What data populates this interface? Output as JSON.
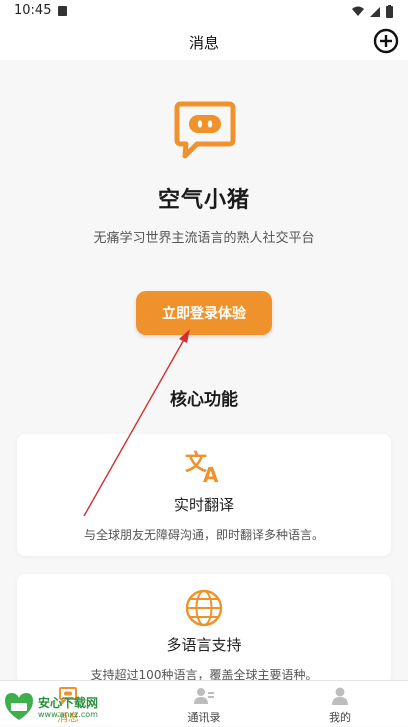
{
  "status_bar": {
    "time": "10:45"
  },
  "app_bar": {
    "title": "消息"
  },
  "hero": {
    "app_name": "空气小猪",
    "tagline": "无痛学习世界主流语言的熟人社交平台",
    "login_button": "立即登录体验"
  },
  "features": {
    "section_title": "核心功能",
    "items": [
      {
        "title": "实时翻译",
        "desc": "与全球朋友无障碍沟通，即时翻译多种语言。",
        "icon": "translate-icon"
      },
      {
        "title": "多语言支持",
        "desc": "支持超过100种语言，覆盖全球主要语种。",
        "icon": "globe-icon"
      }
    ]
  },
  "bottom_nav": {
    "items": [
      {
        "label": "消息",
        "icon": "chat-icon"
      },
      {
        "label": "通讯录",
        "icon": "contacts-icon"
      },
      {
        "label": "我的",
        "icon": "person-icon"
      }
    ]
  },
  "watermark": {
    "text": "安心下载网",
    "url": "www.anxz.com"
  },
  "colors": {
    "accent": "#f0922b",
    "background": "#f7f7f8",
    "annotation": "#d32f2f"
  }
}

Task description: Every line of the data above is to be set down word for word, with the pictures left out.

Answer to this exercise:
What data populates this interface? Output as JSON.
{
  "status_bar": {
    "time": "10:45"
  },
  "app_bar": {
    "title": "消息"
  },
  "hero": {
    "app_name": "空气小猪",
    "tagline": "无痛学习世界主流语言的熟人社交平台",
    "login_button": "立即登录体验"
  },
  "features": {
    "section_title": "核心功能",
    "items": [
      {
        "title": "实时翻译",
        "desc": "与全球朋友无障碍沟通，即时翻译多种语言。",
        "icon": "translate-icon"
      },
      {
        "title": "多语言支持",
        "desc": "支持超过100种语言，覆盖全球主要语种。",
        "icon": "globe-icon"
      }
    ]
  },
  "bottom_nav": {
    "items": [
      {
        "label": "消息",
        "icon": "chat-icon"
      },
      {
        "label": "通讯录",
        "icon": "contacts-icon"
      },
      {
        "label": "我的",
        "icon": "person-icon"
      }
    ]
  },
  "watermark": {
    "text": "安心下载网",
    "url": "www.anxz.com"
  },
  "colors": {
    "accent": "#f0922b",
    "background": "#f7f7f8",
    "annotation": "#d32f2f"
  }
}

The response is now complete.